18 The TUC should press the UK Government to be supportive of all the peace processes underway, and to encourage the US administration to take a similar line - this would apply both to those processes which are mostly led from outside the region (eg the Road Map) and those generated internally, because despite what some people told the TUC delegation about the need for the conflict to be resolved internally, it is clear that external stimuli are useful. In particular, the TUC should support any moves to relax the restrictions on freedom of movement (and therefore employment) for Palestinian workers, as a contribution not just to the economy of the region, but to the peace process itself, because it will reduce tensions.
19 In addition, the TUC should press for the British government to make an appropriate contribution to the ILO fund for Palestine which is being established to provide employment opportunities and social security payments.
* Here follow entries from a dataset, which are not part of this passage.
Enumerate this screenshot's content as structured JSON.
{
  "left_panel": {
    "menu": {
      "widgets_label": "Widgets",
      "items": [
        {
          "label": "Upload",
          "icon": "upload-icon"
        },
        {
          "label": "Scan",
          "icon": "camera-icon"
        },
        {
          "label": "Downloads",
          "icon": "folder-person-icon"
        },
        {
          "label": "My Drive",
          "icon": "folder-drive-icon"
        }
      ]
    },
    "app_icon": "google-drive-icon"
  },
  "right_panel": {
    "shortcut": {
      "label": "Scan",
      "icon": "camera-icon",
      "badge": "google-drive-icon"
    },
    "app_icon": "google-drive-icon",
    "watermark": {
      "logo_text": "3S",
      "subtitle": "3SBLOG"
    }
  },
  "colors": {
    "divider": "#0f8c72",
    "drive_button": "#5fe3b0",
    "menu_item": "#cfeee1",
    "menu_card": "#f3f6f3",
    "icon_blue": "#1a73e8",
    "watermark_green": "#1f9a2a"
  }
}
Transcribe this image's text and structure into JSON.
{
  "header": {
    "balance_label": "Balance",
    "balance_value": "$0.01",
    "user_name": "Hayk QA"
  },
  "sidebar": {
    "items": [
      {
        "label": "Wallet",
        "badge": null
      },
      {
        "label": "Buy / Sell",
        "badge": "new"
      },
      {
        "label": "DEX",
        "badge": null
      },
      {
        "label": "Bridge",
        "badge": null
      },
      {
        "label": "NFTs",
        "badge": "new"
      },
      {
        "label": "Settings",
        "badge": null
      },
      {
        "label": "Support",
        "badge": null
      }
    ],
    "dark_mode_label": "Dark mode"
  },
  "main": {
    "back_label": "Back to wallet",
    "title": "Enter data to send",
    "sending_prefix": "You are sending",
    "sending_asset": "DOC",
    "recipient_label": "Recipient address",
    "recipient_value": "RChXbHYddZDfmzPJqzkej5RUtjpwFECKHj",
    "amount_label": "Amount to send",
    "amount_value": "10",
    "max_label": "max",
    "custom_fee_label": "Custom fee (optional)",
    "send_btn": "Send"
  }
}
The TUC delegation did encounter some views which suggested that the most effective use of funds would be to channel them direct into the funding of the Palestinian Authority which severely under-resourced so the TUC would support measures to minimise bureaucracy in the application of the ILO fund. Palestinian trade unions also asked whether it would be possible to provide training for GFTU representatives in the political and practical issues in running a tripartite social security system. The TUC should therefore explore (not least with civil service unions and the Department of Work and Pensions) whether such training could be provided either in the UK or in Palestine.
20 The TUC should make every effort that we can to promote dialogue and contacts between Palestinian and Israeli trade unionists, and encourage other bodies (UK unions, Global Union Federations and so on) to do the same . There are suggestions that the Histadrut have not been as helpful as they could be and might face isolation internationally - but that fails to recognise the problems they face, and would not be helpful. Instead, the TUC and others should aim to facilitate contacts that the two trade union movements wish to happen, and ensure that both Histadrut and the GFTU play as full a part as they can in international events . Union bodies should also be encouraged to develop contacts in both communities - for instance, the TUC has been invited to take part in an ICFTU Womens Committee delegation in January. The TUC will also continue to take up specific cases where Palestinian trade unionists have had difficulties in travelling to international meetings - in particular the TUC will raise with the FCO the problems being encountered by the PSI Executive Committee member .
21 The TUC will also continue to pursue at ILO level measures designed to assist capacity building within the Palestinian trade union movement, such as an ACTRAV project designed to bolster the involvement of the GFTU in the implementation of trade union and employment laws.
22 Finally, the TUC should offer the Histadrut what support and assistance we can in their current problems with the Israeli Government, including technical advice on the labour laws being proposed by Netanyahu.
Issued: 16 March, 2004